|New York Air Brake Company supplied the HSC air brakes used on these trains. Virtually unknown today, they were an electric-over-straight-air overlay on conventional D-22 passenger car air brakes, combined with an anti-lock feature. This advertisement explains their appeal. In theory, shorter braking distances allow faster schedules. In practice reliability was an issue and the HSC feature was soon torched off.|
|A tip of the hat to SP 4449, representing another buyer of HSC Electro-Pneumatic air brakes.|
The coach-diners were not assigned to the Red River until the 1960's. However, in 1950 the GN publicity department needed a shot of the Red River. Apparently the Red River's coaches 1135-1137 were not ready, so they substituted a coach and both coach-diners from the International!
The Great Northern's marketing department made sure everyone knew about the new streamlined "International" trains - and nearly every vendor who supplied parts trumpeted their role as well.
1145 and 1146 spent their first decade serving the route they were built for.
After being removed from the "International", 1145 and 1146 moved to St Paul, Minnesota. Through the 1960's they served on local trains terminating in St Paul.
For approximately one year, 1146 was a Burlington Northern coach-diner.
Renumbered 8401 and painted in Platinum Mist, 1146 spent the 1970's in Amtrak service.
It appears that 8401 was sold at Amtrak Auction, circa 1979 to 1981, to a Mr. Al Knippert. How it spent its time in his ownership is unknown to me. He may have eventually donated it to a museum in New Orleans.
A fellow RPCA member and car owner bought two cars from the Louisiana Railway Heritage Trust in 1994. He reports that 8401 was at their location in New Orleans at the time, inside a fenced area. It had already been sandblasted and painted in yellow primer.
Bob Moen purchased 8401 in 1998, and changed its car number back to 1146. He moved it to Hooper, Nebraska and had wheel and window work done. (I understand it traded for two better wheelsets from CNWX 301036, a CNW '400' coach turned MOW car.) Later he moved it to Randolph, Minnesota.
I purchased 1146 from Bob in February 2001.
Including 1146, of the 1950 "International" rolling stock, five of ten cars are known to survive today:
One last look at twin sister 1145: Jeff Lubchansky found her in Newark, NJ in January 2000, and posted pics on his site. Left side. Right side. Her dining room had burned, and she'd been stripped of parts. In a very interesting twist, I flew to Newark in 2004 to inspect four ex-GN coaches which the URHS had for sale. (1215, 1223, 1224 and 1229.) MTM took 1215 and 1224, because their 32vdc electrical systems were intact. On arrival in St Paul, I was stunned to discover 1224 had 1145's dining room end door! While inspecting, I'd noticed the burned door which didn't fit the car, but the opposite side - lettered "8400" - had been inaccessible.

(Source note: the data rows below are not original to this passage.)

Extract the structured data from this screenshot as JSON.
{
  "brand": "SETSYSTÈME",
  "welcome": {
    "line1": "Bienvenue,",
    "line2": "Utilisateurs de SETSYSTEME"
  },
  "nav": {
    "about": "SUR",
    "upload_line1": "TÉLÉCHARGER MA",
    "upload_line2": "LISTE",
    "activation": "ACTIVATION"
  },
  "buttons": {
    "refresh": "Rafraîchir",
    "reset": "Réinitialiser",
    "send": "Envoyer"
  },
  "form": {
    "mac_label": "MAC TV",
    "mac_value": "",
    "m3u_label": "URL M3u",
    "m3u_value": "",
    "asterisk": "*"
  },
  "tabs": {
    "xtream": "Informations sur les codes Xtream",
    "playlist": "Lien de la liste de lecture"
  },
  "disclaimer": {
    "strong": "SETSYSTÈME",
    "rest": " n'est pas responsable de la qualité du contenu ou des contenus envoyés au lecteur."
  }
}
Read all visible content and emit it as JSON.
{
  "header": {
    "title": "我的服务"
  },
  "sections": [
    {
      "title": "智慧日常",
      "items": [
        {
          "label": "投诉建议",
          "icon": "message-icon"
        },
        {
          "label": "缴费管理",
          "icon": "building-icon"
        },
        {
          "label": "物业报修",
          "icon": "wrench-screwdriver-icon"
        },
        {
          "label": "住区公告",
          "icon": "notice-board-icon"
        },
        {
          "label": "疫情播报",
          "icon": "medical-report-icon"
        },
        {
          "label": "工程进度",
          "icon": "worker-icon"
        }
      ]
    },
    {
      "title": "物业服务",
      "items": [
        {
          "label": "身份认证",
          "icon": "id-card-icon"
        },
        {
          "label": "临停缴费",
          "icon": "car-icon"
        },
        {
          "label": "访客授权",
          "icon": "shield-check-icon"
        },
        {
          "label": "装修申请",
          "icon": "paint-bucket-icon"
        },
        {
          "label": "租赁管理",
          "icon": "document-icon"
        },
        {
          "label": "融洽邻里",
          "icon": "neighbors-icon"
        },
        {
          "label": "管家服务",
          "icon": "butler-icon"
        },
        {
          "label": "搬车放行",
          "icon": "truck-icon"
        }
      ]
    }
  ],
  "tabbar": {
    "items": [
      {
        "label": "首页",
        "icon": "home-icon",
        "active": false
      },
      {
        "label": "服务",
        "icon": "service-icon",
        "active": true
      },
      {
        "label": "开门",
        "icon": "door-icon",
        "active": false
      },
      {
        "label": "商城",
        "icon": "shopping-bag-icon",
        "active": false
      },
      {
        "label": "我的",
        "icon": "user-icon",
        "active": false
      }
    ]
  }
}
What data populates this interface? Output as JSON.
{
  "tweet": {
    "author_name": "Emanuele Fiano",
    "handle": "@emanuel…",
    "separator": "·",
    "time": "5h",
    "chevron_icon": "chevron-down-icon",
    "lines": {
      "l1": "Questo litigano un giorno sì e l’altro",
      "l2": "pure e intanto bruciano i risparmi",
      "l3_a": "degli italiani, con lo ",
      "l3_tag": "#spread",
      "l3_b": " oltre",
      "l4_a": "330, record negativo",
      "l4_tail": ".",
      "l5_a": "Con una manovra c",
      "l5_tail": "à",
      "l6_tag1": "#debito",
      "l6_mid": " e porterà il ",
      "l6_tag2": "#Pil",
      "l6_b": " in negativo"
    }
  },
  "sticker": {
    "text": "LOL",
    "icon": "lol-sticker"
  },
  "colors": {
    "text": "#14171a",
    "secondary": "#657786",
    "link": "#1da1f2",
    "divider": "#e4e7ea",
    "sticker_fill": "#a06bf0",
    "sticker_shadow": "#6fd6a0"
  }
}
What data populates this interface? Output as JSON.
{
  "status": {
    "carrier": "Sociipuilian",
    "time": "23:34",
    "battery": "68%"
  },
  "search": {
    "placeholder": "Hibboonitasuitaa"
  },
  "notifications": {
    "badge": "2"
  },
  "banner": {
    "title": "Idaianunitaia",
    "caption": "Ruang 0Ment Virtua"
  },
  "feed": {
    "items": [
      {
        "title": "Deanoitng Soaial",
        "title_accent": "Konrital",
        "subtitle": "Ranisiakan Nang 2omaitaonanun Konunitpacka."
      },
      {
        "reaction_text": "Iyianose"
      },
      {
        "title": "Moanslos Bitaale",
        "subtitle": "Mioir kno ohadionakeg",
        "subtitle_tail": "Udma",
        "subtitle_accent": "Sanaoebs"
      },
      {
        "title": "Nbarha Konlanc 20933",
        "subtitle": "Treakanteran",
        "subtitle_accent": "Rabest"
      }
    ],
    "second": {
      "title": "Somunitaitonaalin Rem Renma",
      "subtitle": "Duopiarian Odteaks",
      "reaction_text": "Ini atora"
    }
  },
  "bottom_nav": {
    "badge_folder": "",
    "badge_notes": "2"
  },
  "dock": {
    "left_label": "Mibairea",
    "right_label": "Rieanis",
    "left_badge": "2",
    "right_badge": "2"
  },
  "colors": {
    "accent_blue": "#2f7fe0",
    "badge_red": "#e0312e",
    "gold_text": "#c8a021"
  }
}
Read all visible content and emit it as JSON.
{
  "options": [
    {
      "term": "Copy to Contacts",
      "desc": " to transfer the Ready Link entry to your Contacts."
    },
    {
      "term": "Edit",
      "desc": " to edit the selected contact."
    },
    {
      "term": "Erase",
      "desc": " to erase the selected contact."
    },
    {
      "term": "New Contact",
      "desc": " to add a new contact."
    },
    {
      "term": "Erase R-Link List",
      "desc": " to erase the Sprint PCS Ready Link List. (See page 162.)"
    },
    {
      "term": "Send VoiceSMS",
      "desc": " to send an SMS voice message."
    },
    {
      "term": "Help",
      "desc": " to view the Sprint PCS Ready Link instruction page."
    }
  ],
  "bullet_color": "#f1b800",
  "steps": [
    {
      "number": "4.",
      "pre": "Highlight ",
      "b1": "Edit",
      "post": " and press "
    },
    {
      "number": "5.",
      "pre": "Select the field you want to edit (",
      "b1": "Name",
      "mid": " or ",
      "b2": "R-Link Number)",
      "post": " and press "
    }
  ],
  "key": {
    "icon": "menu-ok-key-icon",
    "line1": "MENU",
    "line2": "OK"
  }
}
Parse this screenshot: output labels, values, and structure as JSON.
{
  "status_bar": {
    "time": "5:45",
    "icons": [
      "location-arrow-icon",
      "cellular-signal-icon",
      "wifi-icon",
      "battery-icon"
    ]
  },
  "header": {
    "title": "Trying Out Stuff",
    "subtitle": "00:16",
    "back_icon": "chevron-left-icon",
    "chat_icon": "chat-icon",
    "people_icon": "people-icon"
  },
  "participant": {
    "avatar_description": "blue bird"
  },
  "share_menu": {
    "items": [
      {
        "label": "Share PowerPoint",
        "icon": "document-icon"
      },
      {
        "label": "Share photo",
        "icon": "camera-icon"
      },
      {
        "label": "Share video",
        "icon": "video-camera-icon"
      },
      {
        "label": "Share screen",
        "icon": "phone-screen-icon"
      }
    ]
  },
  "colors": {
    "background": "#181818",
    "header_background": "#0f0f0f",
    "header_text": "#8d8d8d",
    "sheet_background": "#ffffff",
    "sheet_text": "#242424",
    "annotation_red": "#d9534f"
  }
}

Passenger trains still ply the GN's "International" route. Today it is the Amtrak Cascades route, a service supported by Washington State and using Italian "Talgo" passenger cars and EMD F59PHI locomotives. The new trains are pretty neat, incorporating coach, business class, a bistro and a cafe. With a locomotive at each end, there's no observation car, but the side windows are still large to accomodate the wonderful scenery. That Talgo equipment is used on the International's route is interesting, since ACF's photos of the coach-diners under construction show a Talgo train in the background. ACF had licensed the technology and tried, unsuccessfully, to market it in the US.
Bill Sornsin wrote that one can search for "Station Street, Vancouver, BC" in Google Maps. The resulting map shows the existing Vancouver Pacific Central station (ex-CN) on the south side of National Ave. The GN station was north of the CN's, and to me the streets north of National Ave. describe a perfect station complex, extending from Station Street to the wye at the east.